1,200 camera traps to be used in Uttarakhand for third phase of tiger estimation
The third phase of the All India Tiger estimation will begin this week after the field survey for the first phase is over. The second phase of the estimation comprises satellite imagery.dehradun Updated: Feb 25, 2018 22:16 IST
The third phase of the All India Tiger estimation will begin this week after the field survey for the first phase is over. The second phase of the estimation comprises satellite imagery.
In the latest estimation, the number of tigers in the state will be estimated by camera traps and satellite imagery.
Dhananjai Mohan, additional principal chief conservator of forest (APCCF) and the nodal officer of the estimation project, said that 1,200 camera traps are being used for the third phase in which three blocks would be covered. “Each block takes around a month and employs 1,200 cameras. After finishing one block, the cameras are fixed in the next for tiger estimation,” said Mohan.

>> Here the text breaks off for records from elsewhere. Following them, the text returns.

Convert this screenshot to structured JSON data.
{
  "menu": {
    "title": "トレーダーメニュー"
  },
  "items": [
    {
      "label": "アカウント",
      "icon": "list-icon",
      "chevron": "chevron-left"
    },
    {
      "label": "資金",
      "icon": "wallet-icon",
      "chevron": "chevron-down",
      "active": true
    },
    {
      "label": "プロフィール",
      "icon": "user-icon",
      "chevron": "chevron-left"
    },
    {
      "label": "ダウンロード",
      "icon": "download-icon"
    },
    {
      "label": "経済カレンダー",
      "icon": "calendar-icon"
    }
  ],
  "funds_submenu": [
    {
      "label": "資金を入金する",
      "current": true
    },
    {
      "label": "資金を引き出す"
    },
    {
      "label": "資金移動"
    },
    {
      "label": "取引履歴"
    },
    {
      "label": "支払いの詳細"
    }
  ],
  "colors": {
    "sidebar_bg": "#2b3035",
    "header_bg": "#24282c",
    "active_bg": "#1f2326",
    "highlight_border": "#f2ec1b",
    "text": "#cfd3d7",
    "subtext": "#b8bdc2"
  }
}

After souring the data, it would be analysed at the Wildlife Institute of India, in Dehradun, where the entire exercise may take around five months before the figures of the tiger estimation can be released.
According to the All India Tiger Estimation (census) in 2014, there are 340 tigers in Uttarakhand. In 2015-2016, a survey was done in the territorial areas outside the tiger reserves and it was said that a large number of tigers were spotted in the forests adjoining Haldwani, which would take the number of tigers in the state to above 400.
The pan-India estimation, held every four years, will be carried out in 18 states of the country.
The tiger estimate is based on data assimilated through camera traps and scat collection — the latter being used for DNA-based estimation. As per the officials involved in the process, the photographs obtained from camera traps are fed into a “population size estimator” software, which, based on the field conditions of the terrain involved, gives different estimations of the population size.
The last All India Tiger Estimation in 2014 had covered 473,580 sq km of forests, including 44 tiger reserves, in 18 states. The ongoing census will cover 50 tiger reserves and it is expected that the preliminary findings will become available by May this year. The ongoing survey will also cover new terrain in Uttarakhand after the big cats were discovered in 2016 beyond 3,000 metres altitude in the Kedarnath (Chamoli and Rudraprayag district) and Askot wildlife sanctuaries (Pithoragarh district).